Timothy Baldwin is an attorney licensed to practice law in Montana (and Florida) and focuses on constitutional issues. Baldwin graduated from the University of West Florida in 2001 with a Bachelor of Arts (BA) degree in English and Political Science. In 2004, Baldwin graduated from Cumberland School of Law in Birmingham, AL with a Juris Doctorate (JD) degree. From there, Baldwin became an Assistant State Attorney in Florida. For 2 1/2 years, Baldwin prosecuted criminal actions and tried nearly 60 jury trials. In 2006, Baldwin started his private law practice and has maintained it since.

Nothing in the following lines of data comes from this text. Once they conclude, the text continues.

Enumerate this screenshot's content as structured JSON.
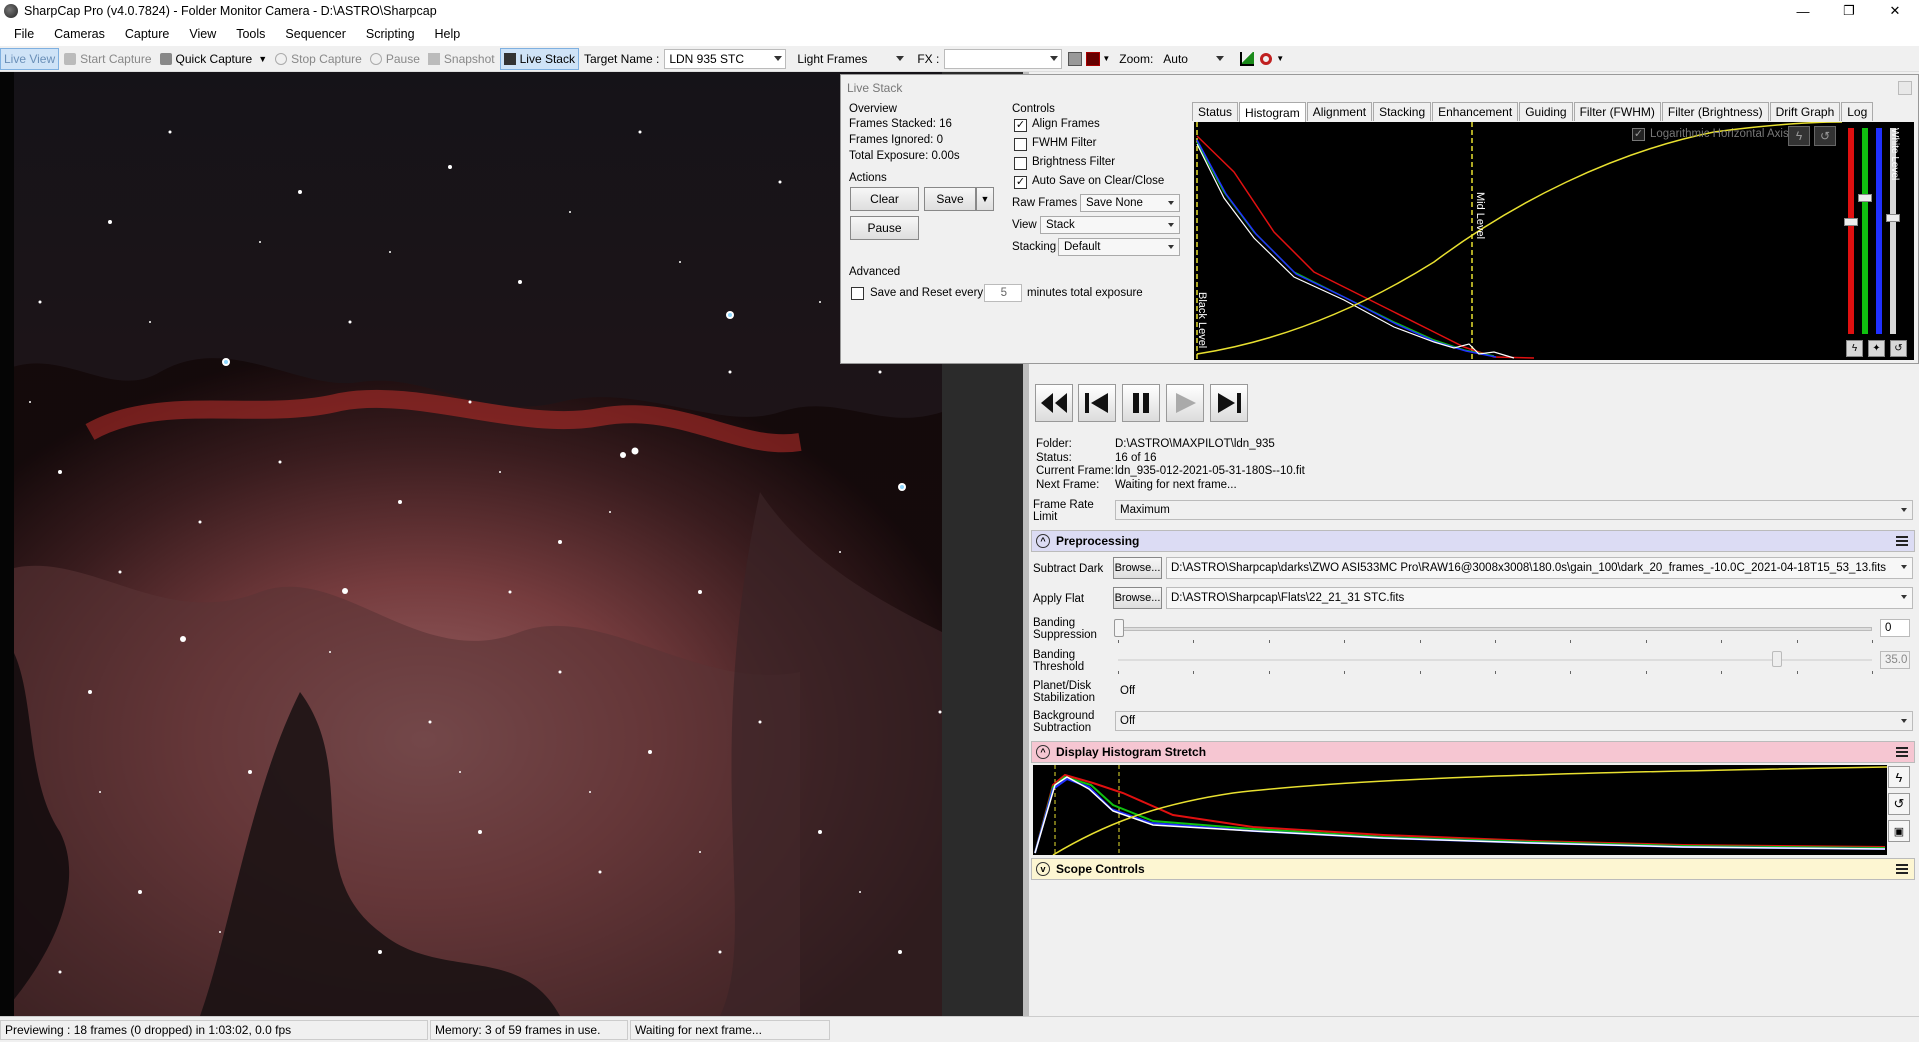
{
  "window": {
    "title": "SharpCap Pro (v4.0.7824) - Folder Monitor Camera - D:\\ASTRO\\Sharpcap",
    "controls": [
      "—",
      "❐",
      "✕"
    ]
  },
  "menu": [
    "File",
    "Cameras",
    "Capture",
    "View",
    "Tools",
    "Sequencer",
    "Scripting",
    "Help"
  ],
  "toolbar": {
    "live_view": "Live View",
    "start_capture": "Start Capture",
    "quick_capture": "Quick Capture",
    "stop_capture": "Stop Capture",
    "pause": "Pause",
    "snapshot": "Snapshot",
    "live_stack": "Live Stack",
    "target_label": "Target Name :",
    "target_value": "LDN 935 STC",
    "frame_type": "Light Frames",
    "fx_label": "FX :",
    "fx_value": "",
    "zoom_label": "Zoom:",
    "zoom_value": "Auto"
  },
  "live_stack": {
    "title": "Live Stack",
    "overview_heading": "Overview",
    "frames_stacked": "Frames Stacked: 16",
    "frames_ignored": "Frames Ignored: 0",
    "total_exposure": "Total Exposure: 0.00s",
    "actions_heading": "Actions",
    "clear": "Clear",
    "save": "Save",
    "pause": "Pause",
    "advanced_heading": "Advanced",
    "save_reset_label": "Save and Reset every",
    "save_reset_value": "5",
    "save_reset_suffix": "minutes total exposure",
    "controls_heading": "Controls",
    "align_frames": "Align Frames",
    "fwhm_filter": "FWHM Filter",
    "brightness_filter": "Brightness Filter",
    "auto_save": "Auto Save on Clear/Close",
    "raw_frames_label": "Raw Frames",
    "raw_frames_value": "Save None",
    "view_label": "View",
    "view_value": "Stack",
    "stacking_label": "Stacking",
    "stacking_value": "Default",
    "tabs": [
      "Status",
      "Histogram",
      "Alignment",
      "Stacking",
      "Enhancement",
      "Guiding",
      "Filter (FWHM)",
      "Filter (Brightness)",
      "Drift Graph",
      "Log"
    ],
    "active_tab": "Histogram",
    "histogram": {
      "log_axis_label": "Logarithmic Horizontal Axis",
      "black_level": "Black Level",
      "mid_level": "Mid Level",
      "white_level": "White Level"
    }
  },
  "folder_monitor": {
    "folder_label": "Folder:",
    "folder_value": "D:\\ASTRO\\MAXPILOT\\ldn_935",
    "status_label": "Status:",
    "status_value": "16 of 16",
    "current_label": "Current Frame:",
    "current_value": "ldn_935-012-2021-05-31-180S--10.fit",
    "next_label": "Next Frame:",
    "next_value": "Waiting for next frame...",
    "frame_rate_label_1": "Frame Rate",
    "frame_rate_label_2": "Limit",
    "frame_rate_value": "Maximum"
  },
  "preprocessing": {
    "title": "Preprocessing",
    "subtract_dark_label": "Subtract Dark",
    "browse": "Browse...",
    "dark_path": "D:\\ASTRO\\Sharpcap\\darks\\ZWO ASI533MC Pro\\RAW16@3008x3008\\180.0s\\gain_100\\dark_20_frames_-10.0C_2021-04-18T15_53_13.fits",
    "apply_flat_label": "Apply Flat",
    "flat_path": "D:\\ASTRO\\Sharpcap\\Flats\\22_21_31 STC.fits",
    "banding_suppression_1": "Banding",
    "banding_suppression_2": "Suppression",
    "banding_suppression_value": "0",
    "banding_threshold_1": "Banding",
    "banding_threshold_2": "Threshold",
    "banding_threshold_value": "35.0",
    "planet_label_1": "Planet/Disk",
    "planet_label_2": "Stabilization",
    "planet_value": "Off",
    "background_label_1": "Background",
    "background_label_2": "Subtraction",
    "background_value": "Off"
  },
  "display_stretch": {
    "title": "Display Histogram Stretch"
  },
  "scope_controls": {
    "title": "Scope Controls"
  },
  "status": {
    "preview": "Previewing : 18 frames (0 dropped) in 1:03:02, 0.0 fps",
    "memory": "Memory: 3 of 59 frames in use.",
    "waiting": "Waiting for next frame..."
  },
  "colors": {
    "accent_active": "#cfe3f7",
    "preprocessing_header": "#dcdcf4",
    "display_stretch_header": "#f6c6d2",
    "scope_controls_header": "#fdf6d2",
    "histogram_red": "#e01010",
    "histogram_green": "#10c010",
    "histogram_blue": "#2030ff",
    "histogram_yellow": "#e8e030"
  }
}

Baldwin is a published author, public speaker and student of political philosophy. Baldwin is the author of Freedom For A Change, Romans 13-The True Meaning of Submission, and Political Discussions for People of States–all of which are available for purchase through Liberty Defense League. Baldwin has also authored hundreds of political science articles relative to liberty in the United States of America. Baldwin has been the guest of scores of radio shows and public events and continues to exposit principles which the people in America will need to determine its direction for the future.
Web site: LibertyDefenseLeague